The WBO Welterweight title  fight at Cowboys Stadium was suppose to be a real challenge: Manny Pacquiao against Joshua Clottey, a bigger, taller, stronger opponent, right?

But Pacquiao showed how easy it is to win a  fight when your opponent shows up but strategically decides not to fight back.

You simply throw more punches–like 830 more. 

It doesn’t matter if the punches don’t all land cleanly, or even knock out your opponent. There’s simply no way you can lose a fight if you outpunch your foe so convincingly that he seems cocooned for most of the fight.

In this 12-rounder, Clottey landed just 108 of 399 punches. That’s like a mild workout. Was his heart not in it? Or was he scared of Pacquiao who landed nearly 3 times more punches (296) out of a mindblowing 1,231 punches.

For every one Clottey punch, Pacquiao threw 3 more, often in a furious combination.

Clottey’s strategy appeared to be a modified “rope-a-dope,” a ropeless rope-a-dope, standing in the center of the ring, gloves and arms covering up body and face. If the intent was to let the Filipino punch himself out so that Clottey could emerge from his bunker-like state to knock out a tired Pacquiao, well that was just a uniquely dopey idea.  Call it the “Clottey.”  It didn’t work.

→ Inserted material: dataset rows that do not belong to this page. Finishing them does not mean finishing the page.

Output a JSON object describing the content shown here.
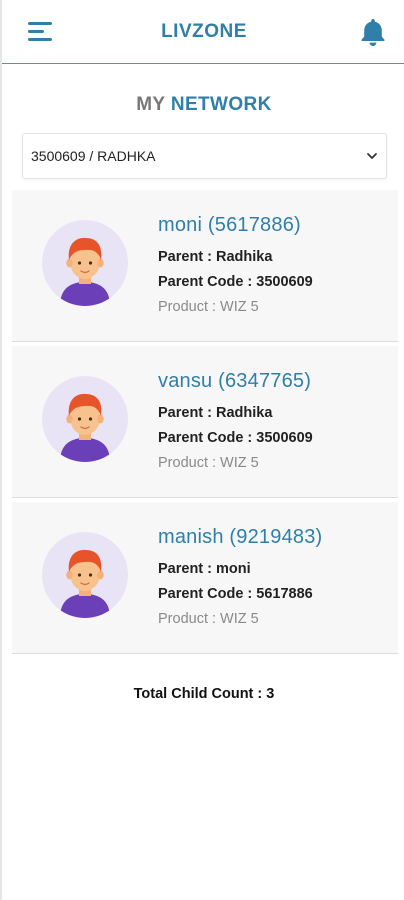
{
  "header": {
    "title": "LIVZONE",
    "menu_icon": "menu-icon",
    "notification_icon": "bell-icon",
    "accent": "#2f7fa8"
  },
  "network": {
    "title_prefix": "MY",
    "title_highlight": "NETWORK",
    "selected": "3500609 / RADHKA"
  },
  "children": [
    {
      "name": "moni (5617886)",
      "parent": "Parent : Radhika",
      "parent_code": "Parent Code : 3500609",
      "product": "Product : WIZ 5"
    },
    {
      "name": "vansu (6347765)",
      "parent": "Parent : Radhika",
      "parent_code": "Parent Code : 3500609",
      "product": "Product : WIZ 5"
    },
    {
      "name": "manish (9219483)",
      "parent": "Parent : moni",
      "parent_code": "Parent Code : 5617886",
      "product": "Product : WIZ 5"
    }
  ],
  "footer": {
    "total": "Total Child Count : 3"
  }
}
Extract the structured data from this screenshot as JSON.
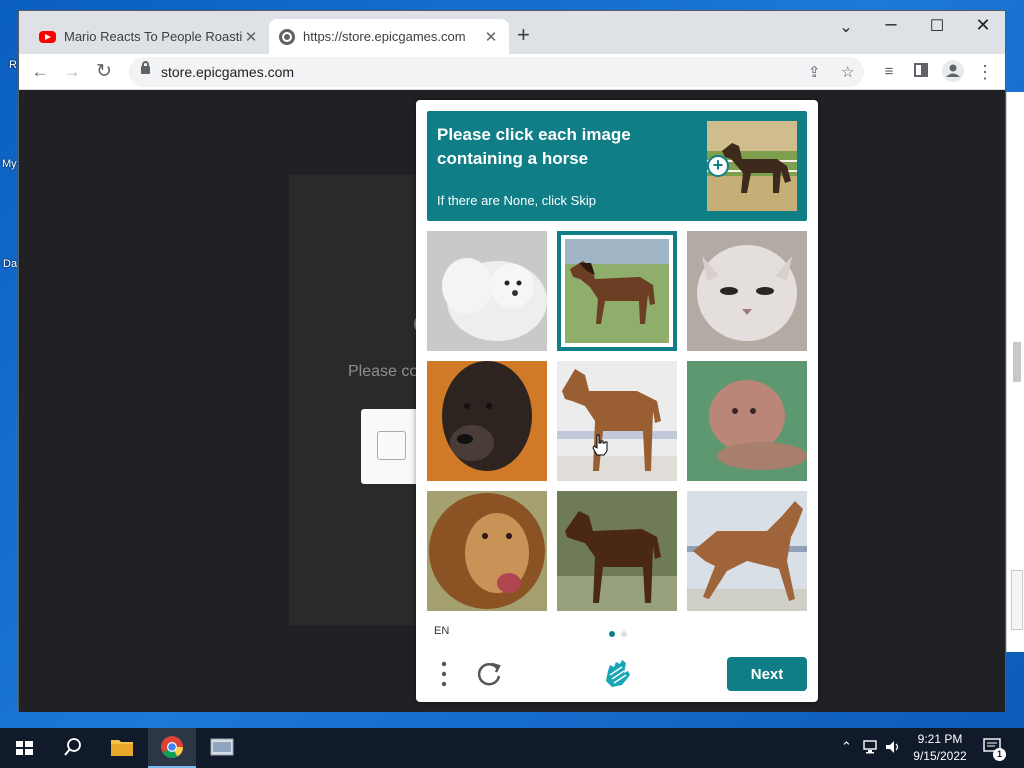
{
  "desktop": {
    "fragments": [
      "R",
      "My",
      "Da"
    ]
  },
  "browser": {
    "tabs": [
      {
        "title": "Mario Reacts To People Roasting",
        "icon": "youtube-icon"
      },
      {
        "title": "https://store.epicgames.com",
        "icon": "globe-icon"
      }
    ],
    "url": "store.epicgames.com"
  },
  "page": {
    "behind_text": "Please co"
  },
  "captcha": {
    "title": "Please click each image containing a horse",
    "subtitle": "If there are None, click Skip",
    "lang": "EN",
    "next_label": "Next",
    "accent": "#0f7e86",
    "images": [
      {
        "subject": "white-dog",
        "selected": false
      },
      {
        "subject": "horse",
        "selected": true
      },
      {
        "subject": "white-cat",
        "selected": false
      },
      {
        "subject": "dark-dog",
        "selected": false
      },
      {
        "subject": "horse",
        "selected": false
      },
      {
        "subject": "lioness",
        "selected": false
      },
      {
        "subject": "lion",
        "selected": false
      },
      {
        "subject": "horse",
        "selected": false
      },
      {
        "subject": "horse",
        "selected": false
      }
    ]
  },
  "taskbar": {
    "time": "9:21 PM",
    "date": "9/15/2022",
    "notification_count": "1"
  }
}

It did prevent Pacquiao from knocking out Clottey like he did Miguel Cotto or Ricky Hatton, both of whom went after Pacquiao aggressively and opened themselves up to Pacquiao’s tricky left hooks. But even as Clottey covered up, Pacquiao simply sidestepped and pounded away, scoring at will with body shots to Clottey’s ribs.  Clottey occasionally caught Pacquiao with an uppercut that caught  the champion’s chin,  but nothing Clottey did could stop Pacquiao from answering with a four or five punch combination.

I thought after seeing Clottey bloody Miguel Cotto last year that this would be a good compromise for fight fans who still hope to see Pacquiao take on Floyd Mayweather.

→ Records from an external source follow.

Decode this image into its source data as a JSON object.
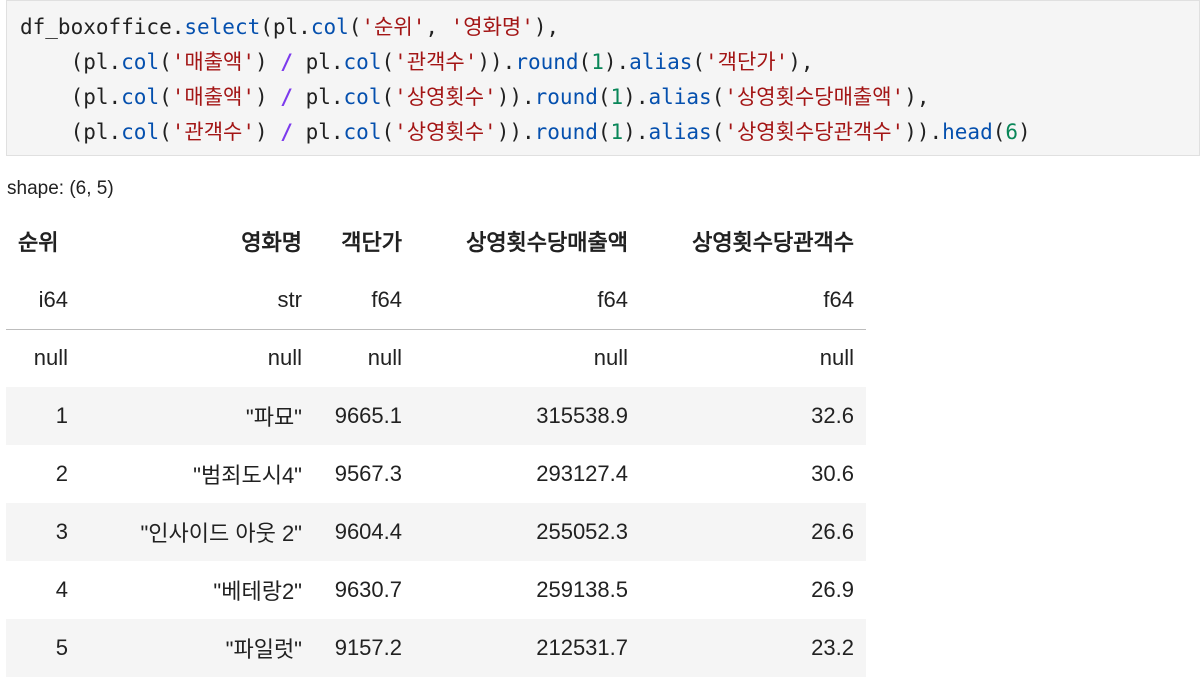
{
  "code": {
    "line1": {
      "a": "df_boxoffice.",
      "b": "select",
      "c": "(pl.",
      "d": "col",
      "e": "(",
      "f": "'순위'",
      "g": ", ",
      "h": "'영화명'",
      "i": "),"
    },
    "line2": {
      "a": "    (pl.",
      "b": "col",
      "c": "(",
      "d": "'매출액'",
      "e": ") ",
      "f": "/",
      "g": " pl.",
      "h": "col",
      "i": "(",
      "j": "'관객수'",
      "k": ")).",
      "l": "round",
      "m": "(",
      "n": "1",
      "o": ").",
      "p": "alias",
      "q": "(",
      "r": "'객단가'",
      "s": "),"
    },
    "line3": {
      "a": "    (pl.",
      "b": "col",
      "c": "(",
      "d": "'매출액'",
      "e": ") ",
      "f": "/",
      "g": " pl.",
      "h": "col",
      "i": "(",
      "j": "'상영횟수'",
      "k": ")).",
      "l": "round",
      "m": "(",
      "n": "1",
      "o": ").",
      "p": "alias",
      "q": "(",
      "r": "'상영횟수당매출액'",
      "s": "),"
    },
    "line4": {
      "a": "    (pl.",
      "b": "col",
      "c": "(",
      "d": "'관객수'",
      "e": ") ",
      "f": "/",
      "g": " pl.",
      "h": "col",
      "i": "(",
      "j": "'상영횟수'",
      "k": ")).",
      "l": "round",
      "m": "(",
      "n": "1",
      "o": ").",
      "p": "alias",
      "q": "(",
      "r": "'상영횟수당관객수'",
      "s": ")).",
      "t": "head",
      "u": "(",
      "v": "6",
      "w": ")"
    }
  },
  "shape": "shape: (6, 5)",
  "table": {
    "headers": [
      "순위",
      "영화명",
      "객단가",
      "상영횟수당매출액",
      "상영횟수당관객수"
    ],
    "dtypes": [
      "i64",
      "str",
      "f64",
      "f64",
      "f64"
    ],
    "nulls": [
      "null",
      "null",
      "null",
      "null",
      "null"
    ],
    "rows": [
      [
        "1",
        "\"파묘\"",
        "9665.1",
        "315538.9",
        "32.6"
      ],
      [
        "2",
        "\"범죄도시4\"",
        "9567.3",
        "293127.4",
        "30.6"
      ],
      [
        "3",
        "\"인사이드 아웃 2\"",
        "9604.4",
        "255052.3",
        "26.6"
      ],
      [
        "4",
        "\"베테랑2\"",
        "9630.7",
        "259138.5",
        "26.9"
      ],
      [
        "5",
        "\"파일럿\"",
        "9157.2",
        "212531.7",
        "23.2"
      ]
    ]
  },
  "colors": {
    "function": "#0550ae",
    "string": "#a31515",
    "number": "#098658",
    "operator": "#7c3aed",
    "cell_bg": "#f5f5f5"
  }
}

But Pacquiao is just too fast, too good, and too well conditioned. And now there’s really no one left to fight.

Pacquiao doesn’t need the money nor the challenge. And he doesn’t need the drama of more Mayweather fight negotiations.

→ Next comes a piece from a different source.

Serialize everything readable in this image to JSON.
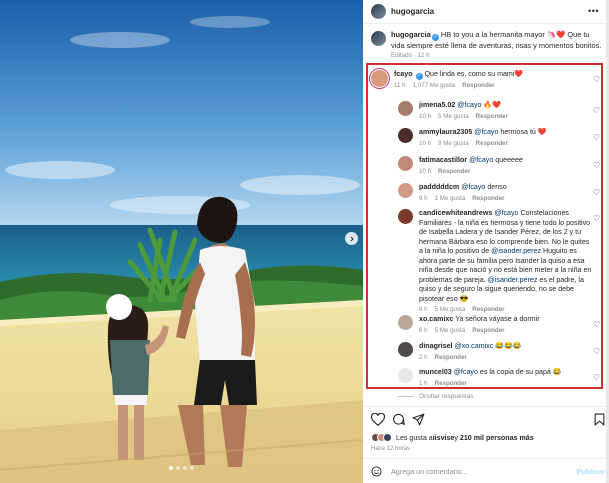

Seems like a good time to retire, especially when you’re on top of the world.

Besides, Pacquiao’s already announced a challenge far greater than Floyd Mayweather– politics.

If Jim Bunning can be a U.S. Senator, why can’t Manny go to the Philippine legislature?  The election is in May, and if Pacquiao wins, it could be the first step for the People’s Champ in helping to restore Filipinos’ faith in their corrupt, dysfunctionalgovernment. (Even more corrupt and dysfunctional than the one we have in Washington, D.C.)

I like the politics idea more than Manny singing karaoke or doing hokey super hero movies in the Philippines. Pacquiao is the embodiment of “People Power.”  He’s no oligarch. He’s  a real self-made Filipino man, who rose from politics to be the most popular Filipino in the world since Imelda Marcos and Cory Aquino.

The question is whether he has the brain power to be more than a figurehead leader. He’ll have a fighting chance to prove his sincerity and passion to help the Philippines if he quits now. 

After 56 fights, enough’s enough. Now he needs to save himself for the real main event of his life.